Both sites try to screen hosts and customers but agree that host and customer alike must vet their counterpart and feel comfortable with the match. Both sites recommend a meet-n-greet so dog owners and humans and dogs can meet and sniff out the temporary digs.
“Generally mass murderers and animal lovers don’t overlap,” said Karine. “Part of the phone interview process is making sure this person has truly devoted their life to animals. A lot of our hosts have long histories around animal rescue or trainers or work for shelters. They are known in community as animal lovers.”
Customers pay through the sites, which company officials said protects the customer in case of a negative experience. Both sites also only allow customers who have paid for a host’s services to review that host, while Rover.com also allows testimonials from anyone who wants to recommend the host. Dogvacay.com allows the hosts to review their canine guests as well. Rover.com also holds payment for three days after a home-stay has ended to allow the customer to make any complaints before payment is made.
A pre-stay visit is a good idea, according to veterinarian Kim Hennessy, because you can see if a dog-sitter keeps a clean house or has too many animals. Owners also want to make sure the other dogs are current on their vaccinations.
“You definitely want to take your dog’s own food with you because a change in food can cause a lot of gastrointestinal distress,” said Hennessy, a Downingtown, Pennsylvania, veterinarian. “Make sure the dog sitter is knowledgeable about pets and has a fenced in yard that looks very safe. The main thing would be safety of the dog, not being able to escape and its exposure to other dogs.”
“You’d also want to have a backup vet available. I would actually call the vet and give permission for any major disasters. The vet hospital will (usually) write it down in your chart.”
Rover.com, which collects 3-15% of the charge depending on the host’s reviews and other factors, recently announced that it has raised $3.4 million from investors. Dogvacay.com, which collects 3-10% of the charge, just announced $1 million in funding and is on a New York City press tour this week to draw more attention to its New York listings.
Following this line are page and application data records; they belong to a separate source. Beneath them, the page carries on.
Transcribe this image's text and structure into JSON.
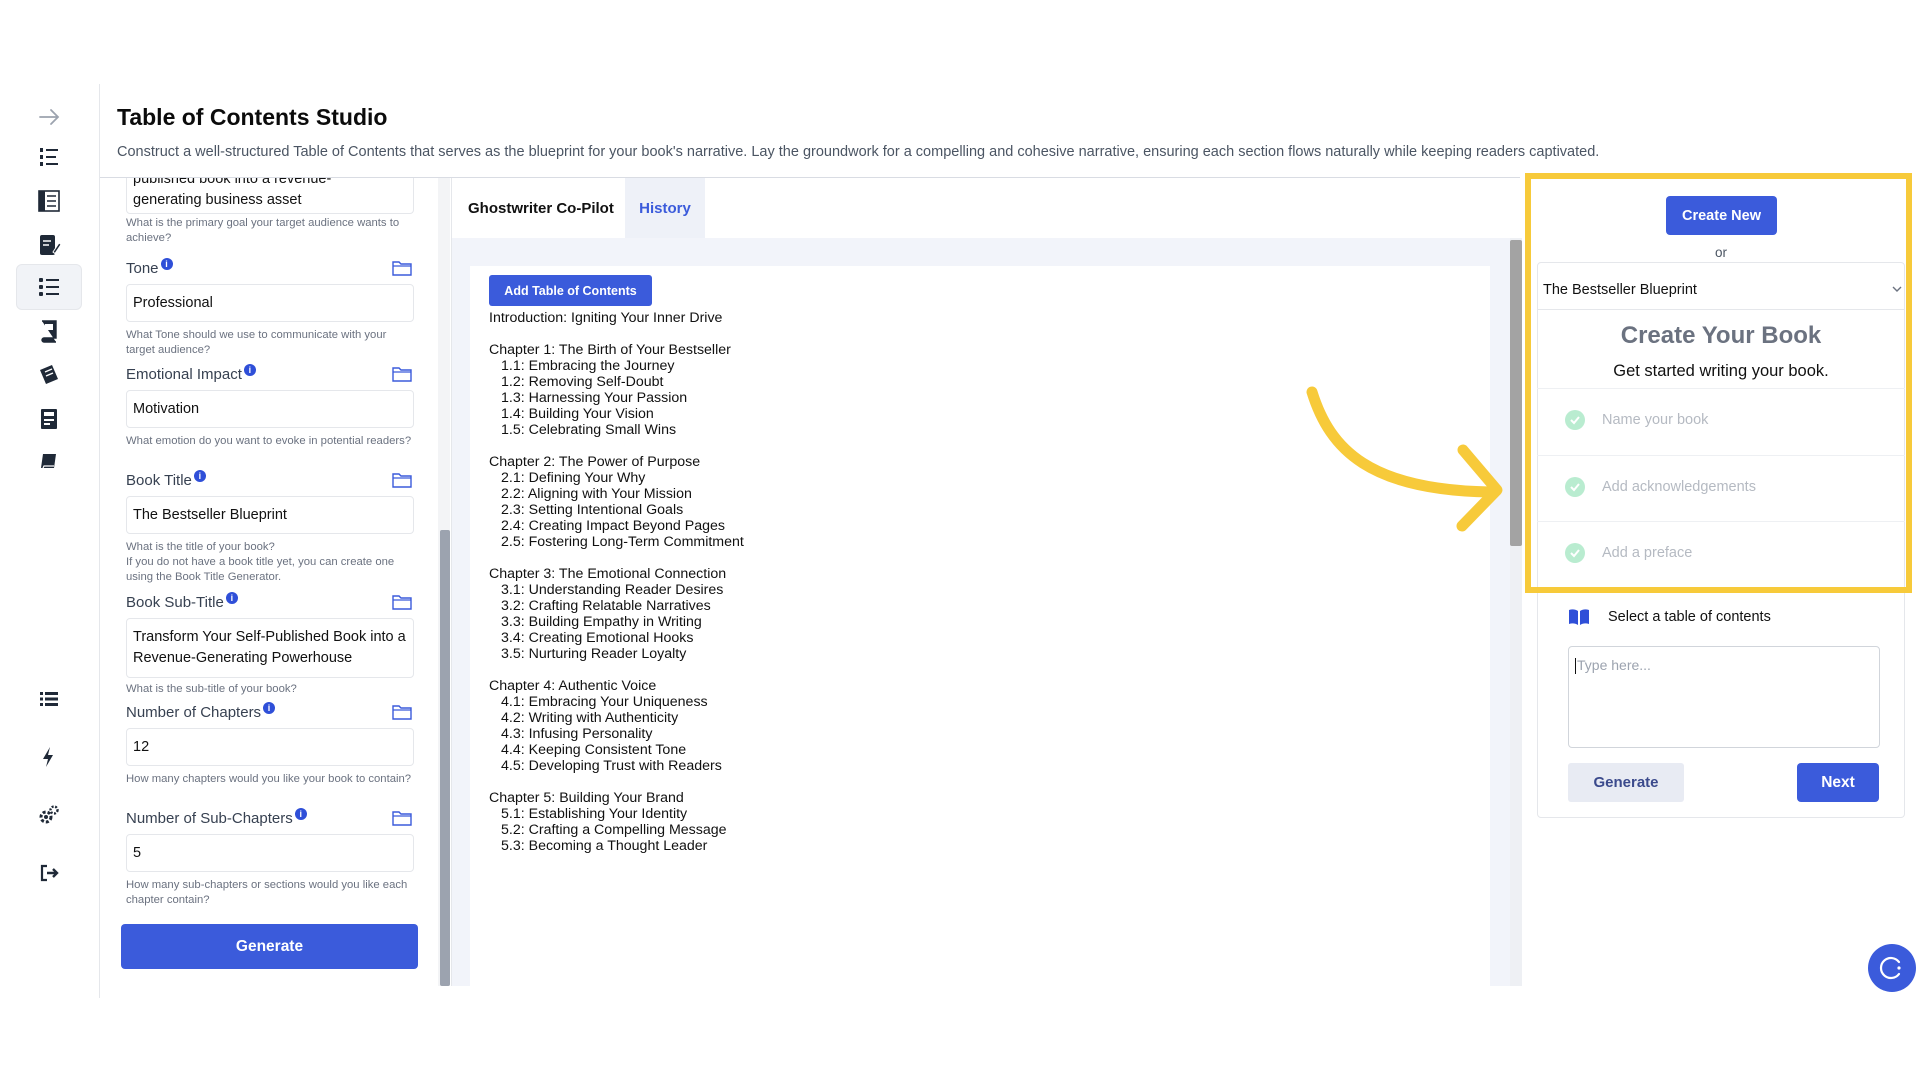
{
  "header": {
    "title": "Table of Contents Studio",
    "subtitle": "Construct a well-structured Table of Contents that serves as the blueprint for your book's narrative. Lay the groundwork for a compelling and cohesive narrative, ensuring each section flows naturally while keeping readers captivated."
  },
  "rail": {
    "icons": [
      "arrow-right-icon",
      "numbered-list-icon",
      "outline-icon",
      "edit-document-icon",
      "toc-icon",
      "book-cover-icon",
      "manuscript-icon",
      "publish-icon",
      "book-icon",
      "list-icon",
      "lightning-icon",
      "settings-icon",
      "logout-icon"
    ],
    "active": "toc-icon"
  },
  "form": {
    "top_field": {
      "value_line1": "published book into a revenue-",
      "value_line2": "generating business asset",
      "help": "What is the primary goal your target audience wants to achieve?"
    },
    "tone": {
      "label": "Tone",
      "value": "Professional",
      "help": "What Tone should we use to communicate with your target audience?"
    },
    "emotional_impact": {
      "label": "Emotional Impact",
      "value": "Motivation",
      "help": "What emotion do you want to evoke in potential readers?"
    },
    "book_title": {
      "label": "Book Title",
      "value": "The Bestseller Blueprint",
      "help_line1": "What is the title of your book?",
      "help_line2": "If you do not have a book title yet, you can create one using the Book Title Generator."
    },
    "book_subtitle": {
      "label": "Book Sub-Title",
      "value": "Transform Your Self-Published Book into a Revenue-Generating Powerhouse",
      "help": "What is the sub-title of your book?"
    },
    "num_chapters": {
      "label": "Number of Chapters",
      "value": "12",
      "help": "How many chapters would you like your book to contain?"
    },
    "num_subchapters": {
      "label": "Number of Sub-Chapters",
      "value": "5",
      "help": "How many sub-chapters or sections would you like each chapter contain?"
    },
    "generate_label": "Generate",
    "info_glyph": "i"
  },
  "center": {
    "tabs": {
      "ghostwriter": "Ghostwriter Co-Pilot",
      "history": "History"
    },
    "add_toc_label": "Add Table of Contents",
    "toc": [
      {
        "text": "Introduction: Igniting Your Inner Drive",
        "level": 0
      },
      {
        "text": "Chapter 1: The Birth of Your Bestseller",
        "level": 0
      },
      {
        "text": "1.1: Embracing the Journey",
        "level": 1
      },
      {
        "text": "1.2: Removing Self-Doubt",
        "level": 1
      },
      {
        "text": "1.3: Harnessing Your Passion",
        "level": 1
      },
      {
        "text": "1.4: Building Your Vision",
        "level": 1
      },
      {
        "text": "1.5: Celebrating Small Wins",
        "level": 1
      },
      {
        "text": "Chapter 2: The Power of Purpose",
        "level": 0
      },
      {
        "text": "2.1: Defining Your Why",
        "level": 1
      },
      {
        "text": "2.2: Aligning with Your Mission",
        "level": 1
      },
      {
        "text": "2.3: Setting Intentional Goals",
        "level": 1
      },
      {
        "text": "2.4: Creating Impact Beyond Pages",
        "level": 1
      },
      {
        "text": "2.5: Fostering Long-Term Commitment",
        "level": 1
      },
      {
        "text": "Chapter 3: The Emotional Connection",
        "level": 0
      },
      {
        "text": "3.1: Understanding Reader Desires",
        "level": 1
      },
      {
        "text": "3.2: Crafting Relatable Narratives",
        "level": 1
      },
      {
        "text": "3.3: Building Empathy in Writing",
        "level": 1
      },
      {
        "text": "3.4: Creating Emotional Hooks",
        "level": 1
      },
      {
        "text": "3.5: Nurturing Reader Loyalty",
        "level": 1
      },
      {
        "text": "Chapter 4: Authentic Voice",
        "level": 0
      },
      {
        "text": "4.1: Embracing Your Uniqueness",
        "level": 1
      },
      {
        "text": "4.2: Writing with Authenticity",
        "level": 1
      },
      {
        "text": "4.3: Infusing Personality",
        "level": 1
      },
      {
        "text": "4.4: Keeping Consistent Tone",
        "level": 1
      },
      {
        "text": "4.5: Developing Trust with Readers",
        "level": 1
      },
      {
        "text": "Chapter 5: Building Your Brand",
        "level": 0
      },
      {
        "text": "5.1: Establishing Your Identity",
        "level": 1
      },
      {
        "text": "5.2: Crafting a Compelling Message",
        "level": 1
      },
      {
        "text": "5.3: Becoming a Thought Leader",
        "level": 1
      }
    ]
  },
  "right": {
    "create_new_label": "Create New",
    "or_label": "or",
    "selected_book": "The Bestseller Blueprint",
    "heading": "Create Your Book",
    "subheading": "Get started writing your book.",
    "steps": [
      "Name your book",
      "Add acknowledgements",
      "Add a preface"
    ],
    "select_toc_label": "Select a table of contents",
    "type_placeholder": "Type here...",
    "generate_label": "Generate",
    "next_label": "Next"
  },
  "colors": {
    "accent": "#3b5bdb",
    "highlight": "#f7ca3a",
    "check": "#b9ecd0"
  }
}
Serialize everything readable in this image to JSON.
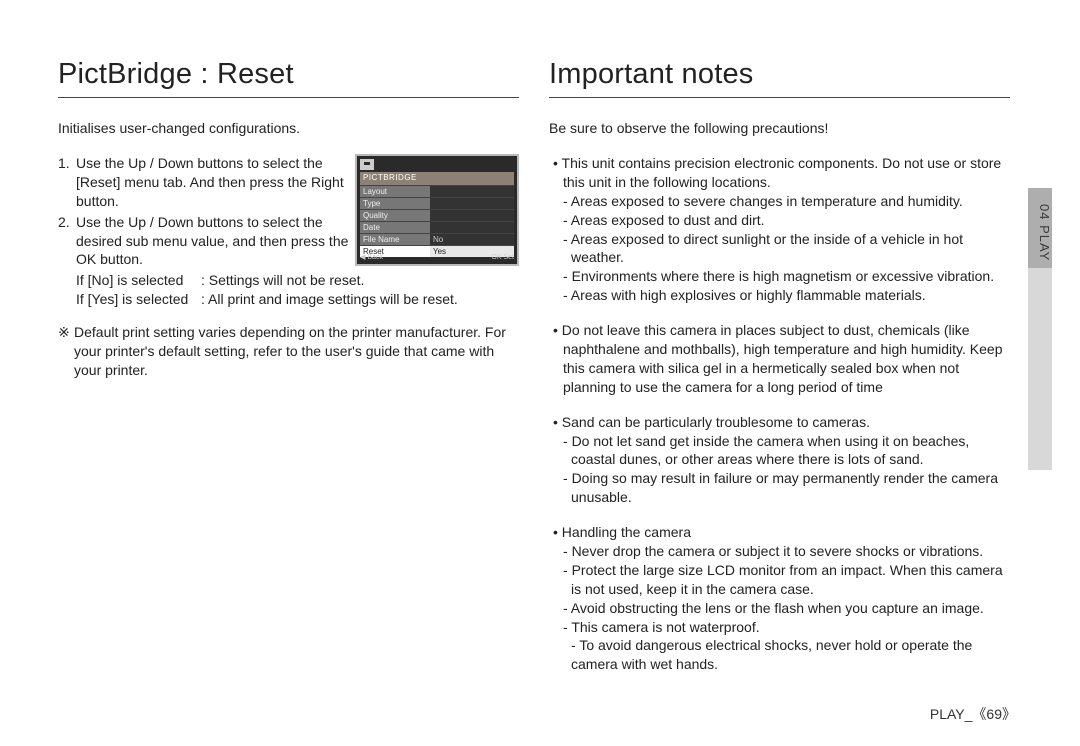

Would you hire a dog sitter through a site like Rover.com or Dogvacay.com? Let us know your thoughts below.